When I mentioned in my Picks that we deployed Joomla to drive this year’s Gnomedex site, a Gnomie responded enthusiastically. Jack Bremer operates a handful of Joomla-driven sites, including Prospect Burma and his own 3B Web Design. John and I have been hacking away at it for a while now, but he definitely knows more about the platform than I do – and John offered a handful of tips and suggestions, including his top five “must have” Joomla extensions.

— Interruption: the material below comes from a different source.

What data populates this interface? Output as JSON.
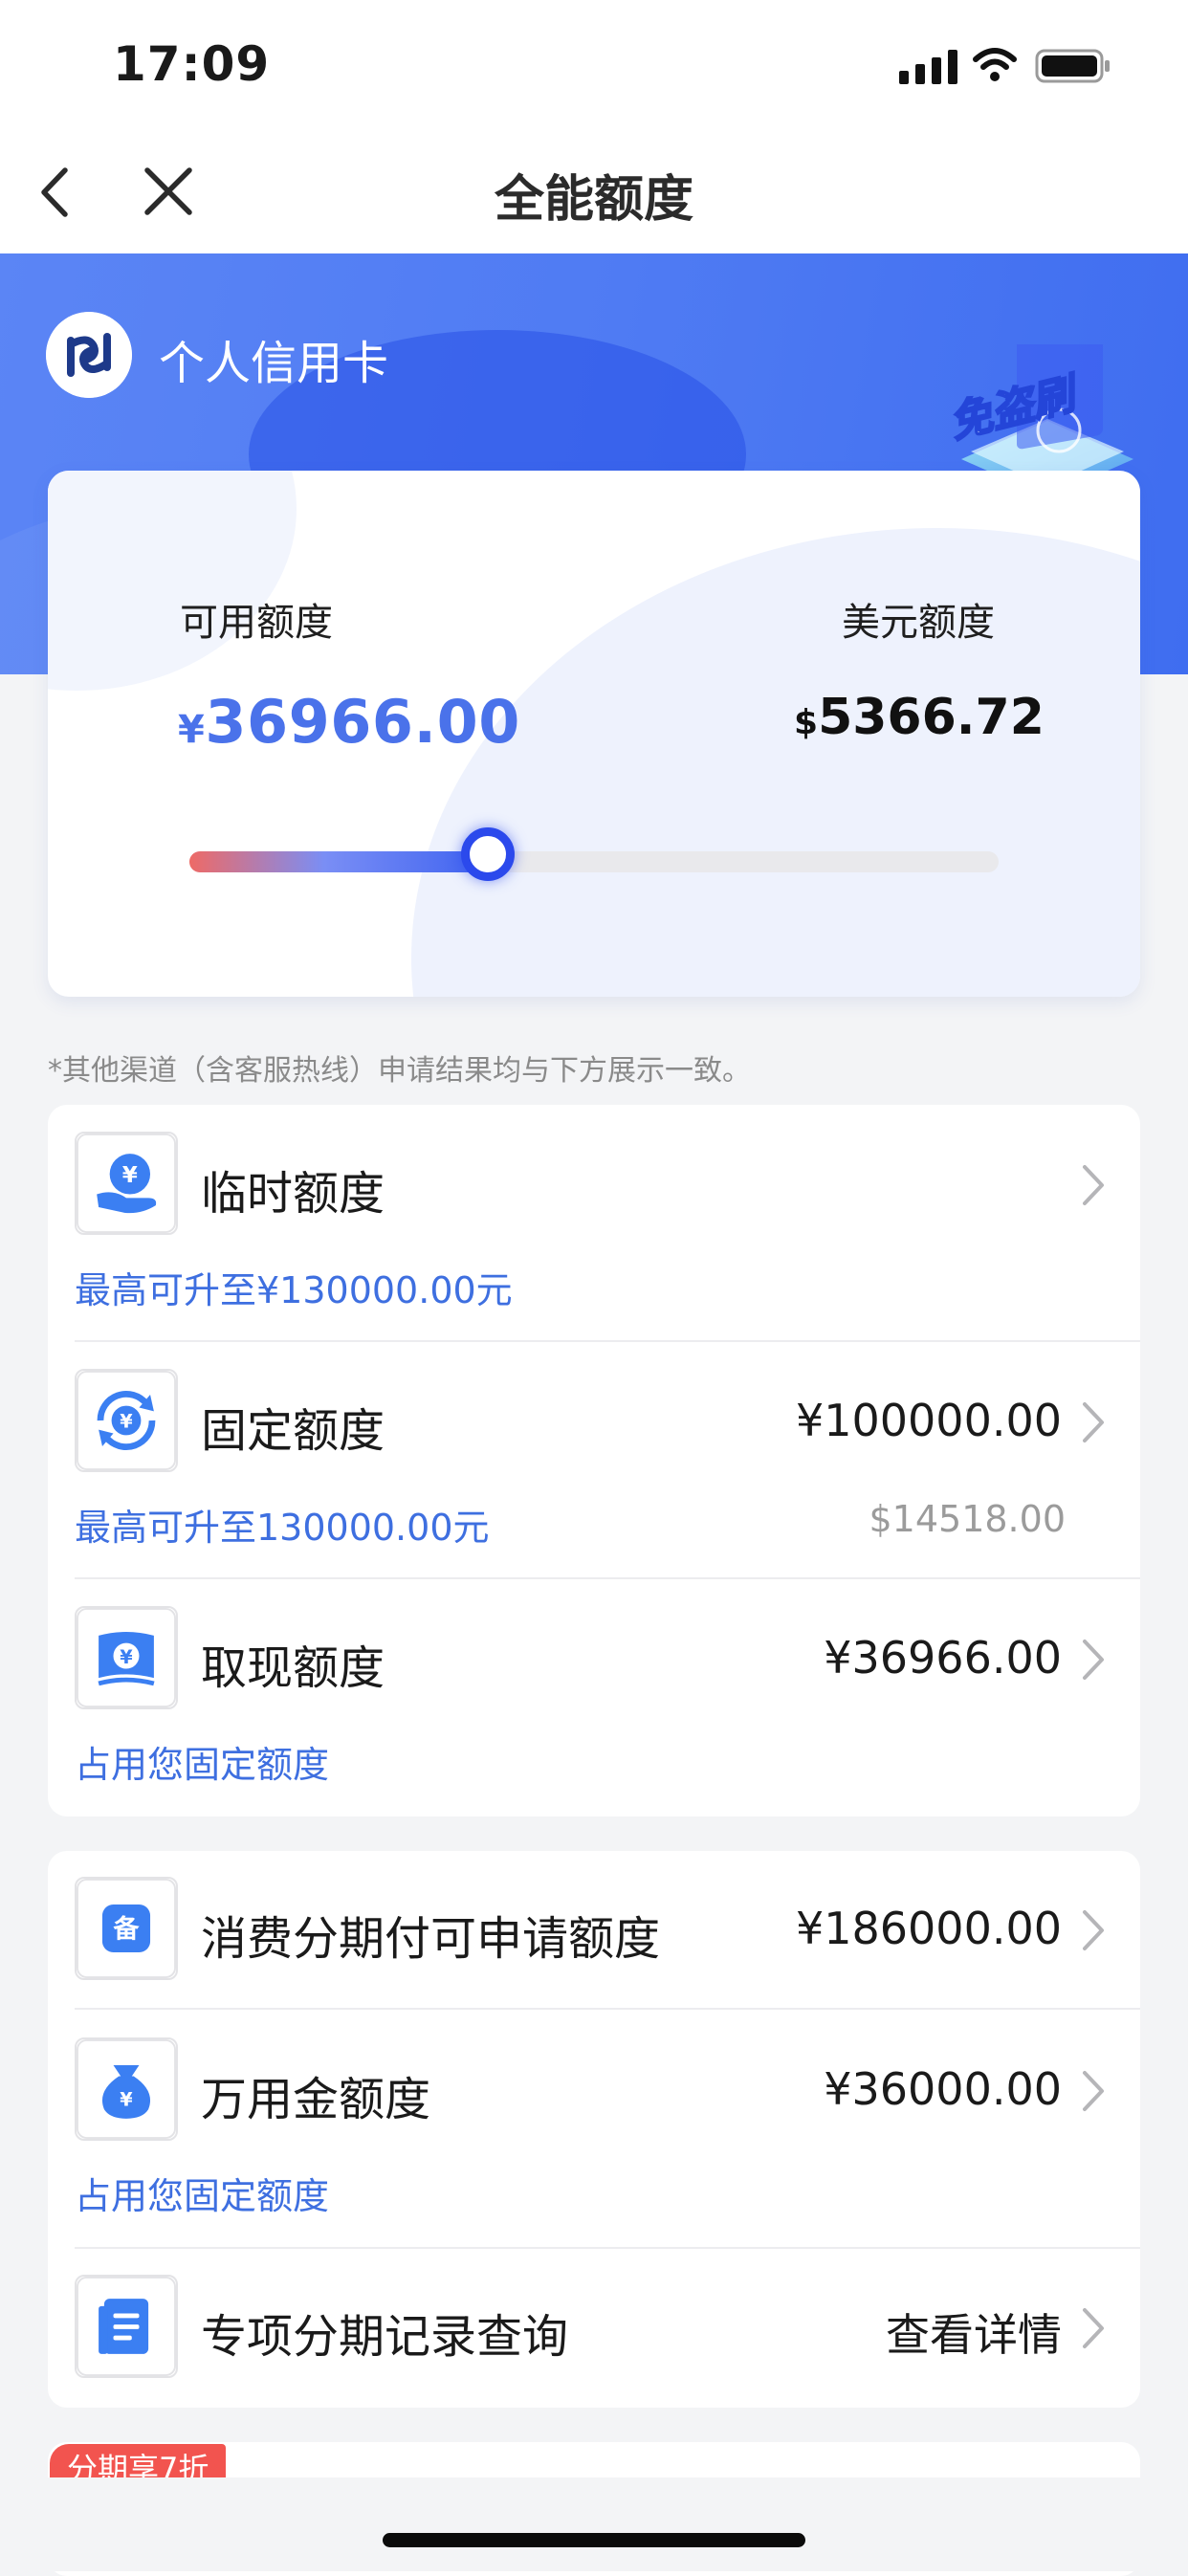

From the Bremer’s mouth:

  • Joomap (sitemap generator – great for your site AND automatic Google sitemap in the background)
  • JCE Editor (& file manager plugin & image manager plugin) – GREAT WYSIWYG editor, a million times better than the standard Joomla editor (I always unpublish the font and style plugins if other people will be managing the site so they cannot screw up the layout of the site!)
  • Google Analytics Plugin – obvious really!
  • CorrectPNG – IE6 PNG mambot/plugin which allows transparency (although not in png’s called in by CSS)
  • Google Maps Mambot (if appropriate) – fantastic map plugin which makes adding maps SUPER easy.

He added: “If OpenSEF is problematic, Artio JoomSEF is far easier to setup, I just like the control I have with OpenSEF. I recommend never using “static content” and instead publishing a “General content” or similar category in which you put general info – it’s far easier to manage through a single content manager than having some things in static etc.”

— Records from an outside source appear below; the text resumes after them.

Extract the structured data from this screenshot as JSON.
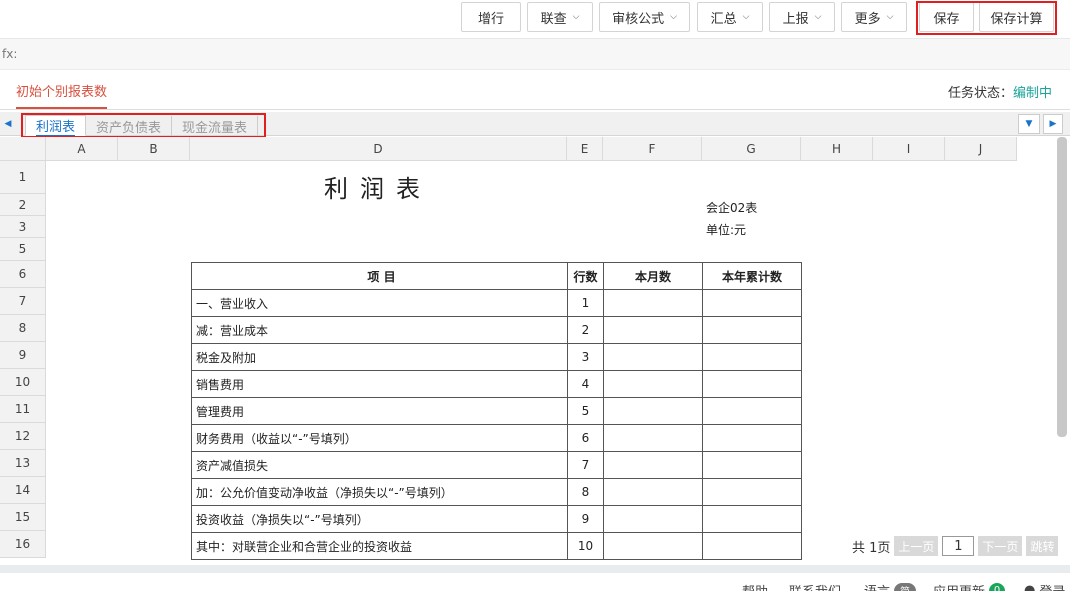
{
  "toolbar": {
    "buttons": [
      {
        "label": "增行",
        "dropdown": false
      },
      {
        "label": "联查",
        "dropdown": true
      },
      {
        "label": "审核公式",
        "dropdown": true
      },
      {
        "label": "汇总",
        "dropdown": true
      },
      {
        "label": "上报",
        "dropdown": true
      },
      {
        "label": "更多",
        "dropdown": true
      },
      {
        "label": "保存",
        "dropdown": false
      },
      {
        "label": "保存计算",
        "dropdown": false
      }
    ],
    "chevron": "⌄"
  },
  "fx": {
    "label": "fx:"
  },
  "header": {
    "tab": "初始个别报表数",
    "status_label": "任务状态：",
    "status_value": "编制中"
  },
  "sheet_tabs": [
    "利润表",
    "资产负债表",
    "现金流量表"
  ],
  "columns": [
    "A",
    "B",
    "D",
    "E",
    "F",
    "G",
    "H",
    "I",
    "J"
  ],
  "rows": [
    "1",
    "2",
    "3",
    "5",
    "6",
    "7",
    "8",
    "9",
    "10",
    "11",
    "12",
    "13",
    "14",
    "15",
    "16"
  ],
  "report": {
    "title": "利润表",
    "form_no": "会企02表",
    "unit": "单位:元",
    "headers": {
      "item": "项 目",
      "line": "行数",
      "month": "本月数",
      "ytd": "本年累计数"
    },
    "items": [
      {
        "item": "一、营业收入",
        "line": "1"
      },
      {
        "item": "减：营业成本",
        "line": "2"
      },
      {
        "item": "税金及附加",
        "line": "3"
      },
      {
        "item": "销售费用",
        "line": "4"
      },
      {
        "item": "管理费用",
        "line": "5"
      },
      {
        "item": "财务费用（收益以“-”号填列）",
        "line": "6"
      },
      {
        "item": "资产减值损失",
        "line": "7"
      },
      {
        "item": "加：公允价值变动净收益（净损失以“-”号填列）",
        "line": "8"
      },
      {
        "item": "投资收益（净损失以“-”号填列）",
        "line": "9"
      },
      {
        "item": "其中：对联营企业和合营企业的投资收益",
        "line": "10"
      }
    ]
  },
  "pager": {
    "total": "共 1页",
    "prev": "上一页",
    "current": "1",
    "next": "下一页",
    "jump": "跳转"
  },
  "footer": {
    "help": "帮助",
    "contact": "联系我们",
    "language": "语言",
    "language_badge": "简",
    "updates": "应用更新",
    "updates_count": "0",
    "login": "登录"
  },
  "colors": {
    "accent_red": "#d9503f",
    "status_teal": "#19a59a",
    "tab_blue": "#1a73c9",
    "highlight": "#e02020"
  }
}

I wonder how else we could pimp my Joomla? Ewwwwwww…

Over 300 Tag Searches in One Spot

Don’t expect every one of these searches to yeild results, though. The output was generated by a single OPML file and the Optimal OPML WordPress Plugin. Looking for other easy ways to display the OPML from Gada.be right now. Hell, entirely new sites could be built on top of the OPML we produce – much like RSS, it’s a poor man’s API.

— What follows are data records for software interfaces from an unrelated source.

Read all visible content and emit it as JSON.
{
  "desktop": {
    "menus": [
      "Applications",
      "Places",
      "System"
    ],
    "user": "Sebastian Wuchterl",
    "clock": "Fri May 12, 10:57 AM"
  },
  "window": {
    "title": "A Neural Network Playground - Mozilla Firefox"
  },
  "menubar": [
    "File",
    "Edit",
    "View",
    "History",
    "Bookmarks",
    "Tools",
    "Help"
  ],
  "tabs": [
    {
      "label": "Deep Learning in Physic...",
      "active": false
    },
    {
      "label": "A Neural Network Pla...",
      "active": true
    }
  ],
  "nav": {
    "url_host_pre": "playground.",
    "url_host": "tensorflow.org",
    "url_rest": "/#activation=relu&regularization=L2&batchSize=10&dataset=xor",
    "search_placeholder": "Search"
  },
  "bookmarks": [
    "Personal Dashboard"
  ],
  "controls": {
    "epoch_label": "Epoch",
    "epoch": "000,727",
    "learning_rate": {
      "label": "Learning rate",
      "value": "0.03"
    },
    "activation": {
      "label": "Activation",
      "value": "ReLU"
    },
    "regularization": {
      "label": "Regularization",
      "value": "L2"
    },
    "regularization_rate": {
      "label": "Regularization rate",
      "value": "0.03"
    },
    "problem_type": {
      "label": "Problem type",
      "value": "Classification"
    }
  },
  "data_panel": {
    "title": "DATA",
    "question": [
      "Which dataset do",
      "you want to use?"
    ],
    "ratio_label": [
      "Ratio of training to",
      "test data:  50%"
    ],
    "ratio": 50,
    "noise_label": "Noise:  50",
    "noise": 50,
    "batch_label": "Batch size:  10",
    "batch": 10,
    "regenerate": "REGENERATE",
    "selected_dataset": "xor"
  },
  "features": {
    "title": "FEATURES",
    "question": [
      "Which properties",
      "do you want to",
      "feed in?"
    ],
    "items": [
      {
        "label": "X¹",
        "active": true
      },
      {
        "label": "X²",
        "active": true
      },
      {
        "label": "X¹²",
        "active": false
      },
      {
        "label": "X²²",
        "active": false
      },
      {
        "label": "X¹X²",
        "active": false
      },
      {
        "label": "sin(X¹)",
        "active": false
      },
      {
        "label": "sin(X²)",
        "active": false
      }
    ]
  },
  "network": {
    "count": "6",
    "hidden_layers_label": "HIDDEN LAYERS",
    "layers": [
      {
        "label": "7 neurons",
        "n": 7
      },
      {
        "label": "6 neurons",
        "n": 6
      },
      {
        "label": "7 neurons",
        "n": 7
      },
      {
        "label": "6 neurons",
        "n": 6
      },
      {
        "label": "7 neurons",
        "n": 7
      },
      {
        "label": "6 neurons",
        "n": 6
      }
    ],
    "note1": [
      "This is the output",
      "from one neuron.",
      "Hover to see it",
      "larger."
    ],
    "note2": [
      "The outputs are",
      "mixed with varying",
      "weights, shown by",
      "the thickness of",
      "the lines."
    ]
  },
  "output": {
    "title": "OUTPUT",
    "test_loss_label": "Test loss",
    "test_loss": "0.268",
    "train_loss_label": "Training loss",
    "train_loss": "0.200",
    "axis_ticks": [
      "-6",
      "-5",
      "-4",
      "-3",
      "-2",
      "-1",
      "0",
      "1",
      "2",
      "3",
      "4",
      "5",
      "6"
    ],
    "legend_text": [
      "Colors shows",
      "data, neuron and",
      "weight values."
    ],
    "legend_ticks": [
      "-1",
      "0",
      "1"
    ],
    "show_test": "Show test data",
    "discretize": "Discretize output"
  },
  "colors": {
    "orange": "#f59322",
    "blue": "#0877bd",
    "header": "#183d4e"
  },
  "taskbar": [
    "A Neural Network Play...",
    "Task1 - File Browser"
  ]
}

Ultimate Tag Warror META Keywords

It’s amazing what happens when you email the developer of a WordPress plugin – they respond. At least, most of ’em do (I’m still waiting to hear back from a couple of ’em right now, including Red Alt on being able to search posts from his admin search plugin). After blasting a note to Chris Davis about his community-based tagger, I sent a note off to Christine Davis (no relation) about some shortcomings in the current Ultimate Tag Warrior. I wanted UTW to copy tags into the META keywords tag. She responded with code which needed to be tweaked a bit by Shayne:

[php]< ?php if (is_tag()) { ?>
< meta name="keywords" content="‘%tagdisplay%’, ‘default’=> ‘, %tagdisplay%’)); ?>” />
< ?php } else if (is_single()) { ?>
< meta name="keywords" content="‘%tagdisplay%’, ‘default’=> ‘, %tagdisplay%’)); ?>” />
< ?php } ?>[/php]That’s for all you SEO types out there who are also using the wildly-popular Ultimate Tag Warrior plugin (and I’m not just saying that because it supports Gada.be). This is fun!